What you should do :: A faithful copy of the entries, without any pictures, is what is needed here.

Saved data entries
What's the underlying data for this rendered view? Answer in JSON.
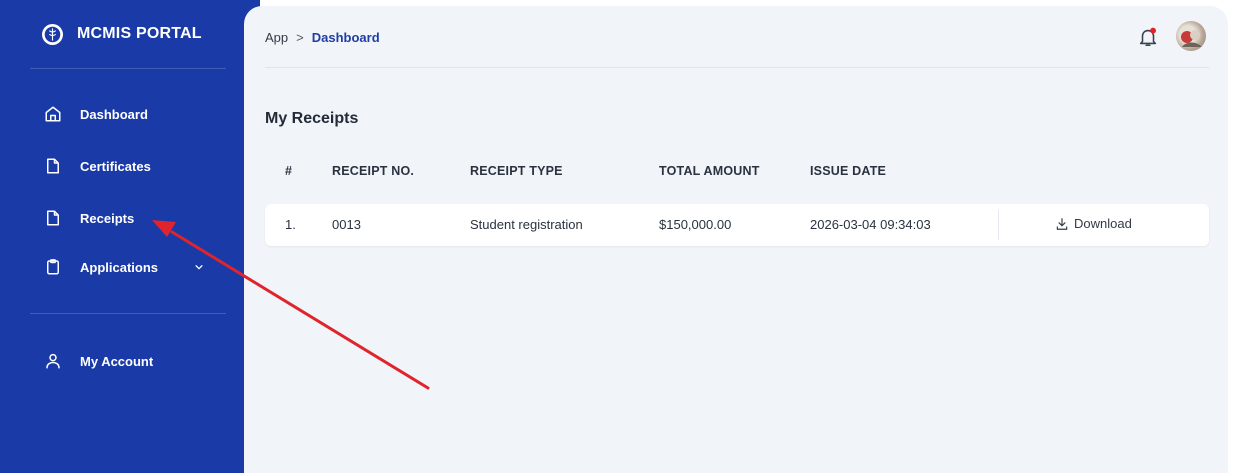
{
  "sidebar": {
    "brand": "MCMIS PORTAL",
    "items": [
      {
        "label": "Dashboard",
        "icon": "home-icon"
      },
      {
        "label": "Certificates",
        "icon": "file-icon"
      },
      {
        "label": "Receipts",
        "icon": "file-icon"
      },
      {
        "label": "Applications",
        "icon": "clipboard-icon",
        "has_chevron": true
      }
    ],
    "account": {
      "label": "My Account",
      "icon": "user-icon"
    }
  },
  "header": {
    "breadcrumb": {
      "root": "App",
      "separator": ">",
      "current": "Dashboard"
    },
    "notification_dot_color": "#e0242c"
  },
  "main": {
    "title": "My Receipts",
    "table": {
      "columns": [
        "#",
        "RECEIPT NO.",
        "RECEIPT TYPE",
        "TOTAL AMOUNT",
        "ISSUE DATE"
      ],
      "rows": [
        {
          "index": "1.",
          "receipt_no": "0013",
          "receipt_type": "Student registration",
          "total_amount": "$150,000.00",
          "issue_date": "2026-03-04 09:34:03",
          "action_label": "Download"
        }
      ]
    }
  },
  "colors": {
    "sidebar_bg": "#1a3aa8",
    "main_bg": "#f1f4f8",
    "accent": "#1f3ea5",
    "annotation_arrow": "#e0242c"
  }
}
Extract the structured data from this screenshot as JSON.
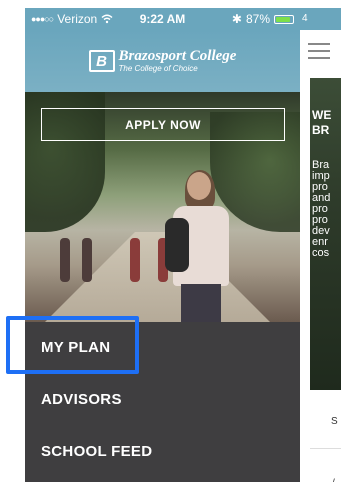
{
  "status_bar": {
    "signal": "●●●○○",
    "carrier": "Verizon",
    "wifi": "wifi",
    "time": "9:22 AM",
    "bluetooth": "✱",
    "battery_percent": "87%",
    "battery_level": 0.87
  },
  "header": {
    "logo_mark": "B",
    "college_name": "Brazosport College",
    "tagline": "The College of Choice"
  },
  "hero": {
    "apply_label": "APPLY NOW"
  },
  "menu": {
    "items": [
      {
        "label": "MY PLAN"
      },
      {
        "label": "ADVISORS"
      },
      {
        "label": "SCHOOL FEED"
      }
    ]
  },
  "background_page": {
    "status_fragment": "4",
    "hero_heading": [
      "WE",
      "BR"
    ],
    "hero_lines": [
      "Bra",
      "imp",
      "pro",
      "and",
      "pro",
      "pro",
      "dev",
      "enr",
      "cos"
    ],
    "footer_text": "S",
    "bottom_text": "/"
  },
  "colors": {
    "header_blue": "#6aa6bd",
    "drawer_bg": "#3f3e40",
    "highlight_blue": "#1e6ff5"
  }
}
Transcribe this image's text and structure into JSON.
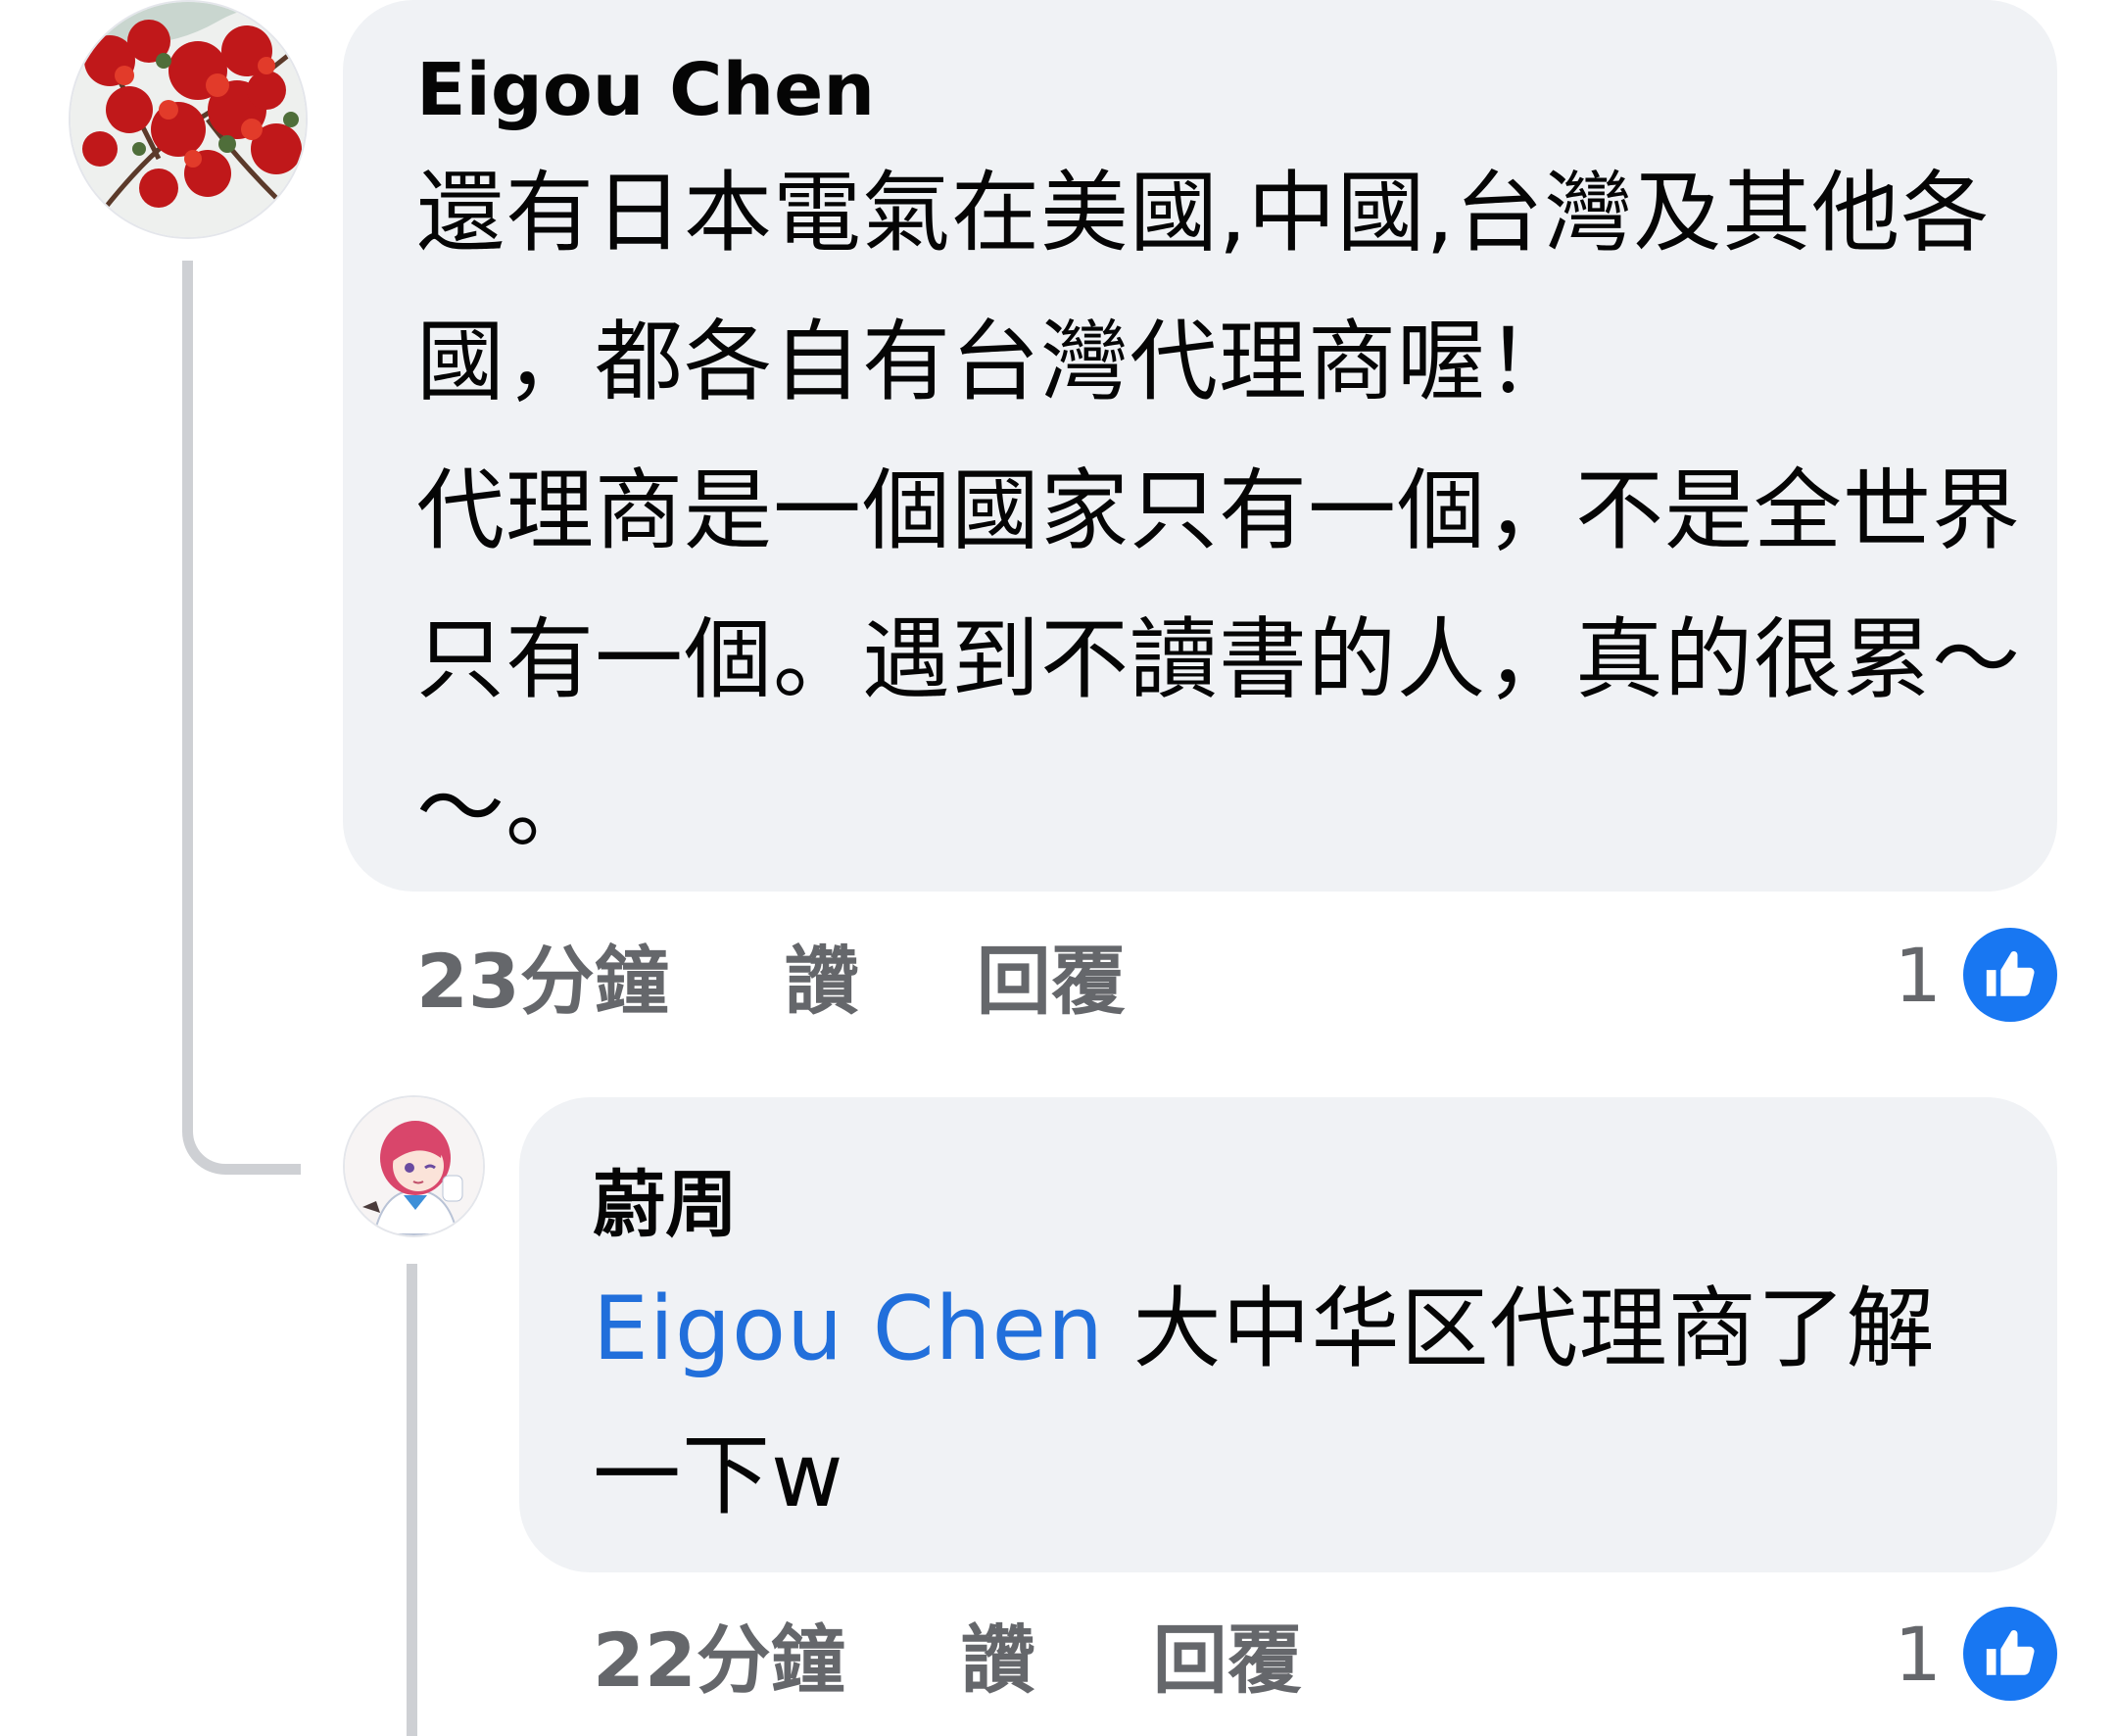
{
  "comment": {
    "author": "Eigou Chen",
    "text": "還有日本電氣在美國,中國,台灣及其他各國，都各自有台灣代理商喔！\n代理商是一個國家只有一個，不是全世界只有一個。遇到不讀書的人，真的很累～～。",
    "time": "23分鐘",
    "like_label": "讚",
    "reply_label": "回覆",
    "reaction_count": "1",
    "reaction_icon": "thumbs-up-icon",
    "reaction_color": "#1877f2"
  },
  "reply": {
    "author": "蔚周",
    "mention": "Eigou Chen",
    "text": " 大中华区代理商了解一下w",
    "time": "22分鐘",
    "like_label": "讚",
    "reply_label": "回覆",
    "reaction_count": "1",
    "reaction_icon": "thumbs-up-icon",
    "reaction_color": "#1877f2"
  },
  "colors": {
    "bubble": "#f0f2f5",
    "mention": "#216fdb",
    "meta_text": "#65676b",
    "thread_line": "#ced0d4"
  }
}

Solution ::
What's the underlying data for this rendered view? Answer in JSON.
{
  "sidebar": {
    "brand": "MCMIS PORTAL",
    "items": [
      {
        "label": "Dashboard",
        "icon": "home-icon"
      },
      {
        "label": "Certificates",
        "icon": "file-icon"
      },
      {
        "label": "Receipts",
        "icon": "file-icon"
      },
      {
        "label": "Applications",
        "icon": "clipboard-icon",
        "has_chevron": true
      }
    ],
    "account": {
      "label": "My Account",
      "icon": "user-icon"
    }
  },
  "header": {
    "breadcrumb": {
      "root": "App",
      "separator": ">",
      "current": "Dashboard"
    },
    "notification_dot_color": "#e0242c"
  },
  "main": {
    "title": "My Receipts",
    "table": {
      "columns": [
        "#",
        "RECEIPT NO.",
        "RECEIPT TYPE",
        "TOTAL AMOUNT",
        "ISSUE DATE"
      ],
      "rows": [
        {
          "index": "1.",
          "receipt_no": "0013",
          "receipt_type": "Student registration",
          "total_amount": "$150,000.00",
          "issue_date": "2026-03-04 09:34:03",
          "action_label": "Download"
        }
      ]
    }
  },
  "colors": {
    "sidebar_bg": "#1a3aa8",
    "main_bg": "#f1f4f8",
    "accent": "#1f3ea5",
    "annotation_arrow": "#e0242c"
  }
}
Extract the structured data from this screenshot as JSON.
{
  "status_bar": {
    "signal": "●●●○○",
    "carrier": "Verizon",
    "wifi": "wifi",
    "time": "9:22 AM",
    "bluetooth": "✱",
    "battery_percent": "87%",
    "battery_level": 0.87
  },
  "header": {
    "logo_mark": "B",
    "college_name": "Brazosport College",
    "tagline": "The College of Choice"
  },
  "hero": {
    "apply_label": "APPLY NOW"
  },
  "menu": {
    "items": [
      {
        "label": "MY PLAN"
      },
      {
        "label": "ADVISORS"
      },
      {
        "label": "SCHOOL FEED"
      }
    ]
  },
  "background_page": {
    "status_fragment": "4",
    "hero_heading": [
      "WE",
      "BR"
    ],
    "hero_lines": [
      "Bra",
      "imp",
      "pro",
      "and",
      "pro",
      "pro",
      "dev",
      "enr",
      "cos"
    ],
    "footer_text": "S",
    "bottom_text": "/"
  },
  "colors": {
    "header_blue": "#6aa6bd",
    "drawer_bg": "#3f3e40",
    "highlight_blue": "#1e6ff5"
  }
}
Transcribe this image's text and structure into JSON.
{
  "comment": {
    "author": "Eigou Chen",
    "text": "還有日本電氣在美國,中國,台灣及其他各國，都各自有台灣代理商喔！\n代理商是一個國家只有一個，不是全世界只有一個。遇到不讀書的人，真的很累～～。",
    "time": "23分鐘",
    "like_label": "讚",
    "reply_label": "回覆",
    "reaction_count": "1",
    "reaction_icon": "thumbs-up-icon",
    "reaction_color": "#1877f2"
  },
  "reply": {
    "author": "蔚周",
    "mention": "Eigou Chen",
    "text": " 大中华区代理商了解一下w",
    "time": "22分鐘",
    "like_label": "讚",
    "reply_label": "回覆",
    "reaction_count": "1",
    "reaction_icon": "thumbs-up-icon",
    "reaction_color": "#1877f2"
  },
  "colors": {
    "bubble": "#f0f2f5",
    "mention": "#216fdb",
    "meta_text": "#65676b",
    "thread_line": "#ced0d4"
  }
}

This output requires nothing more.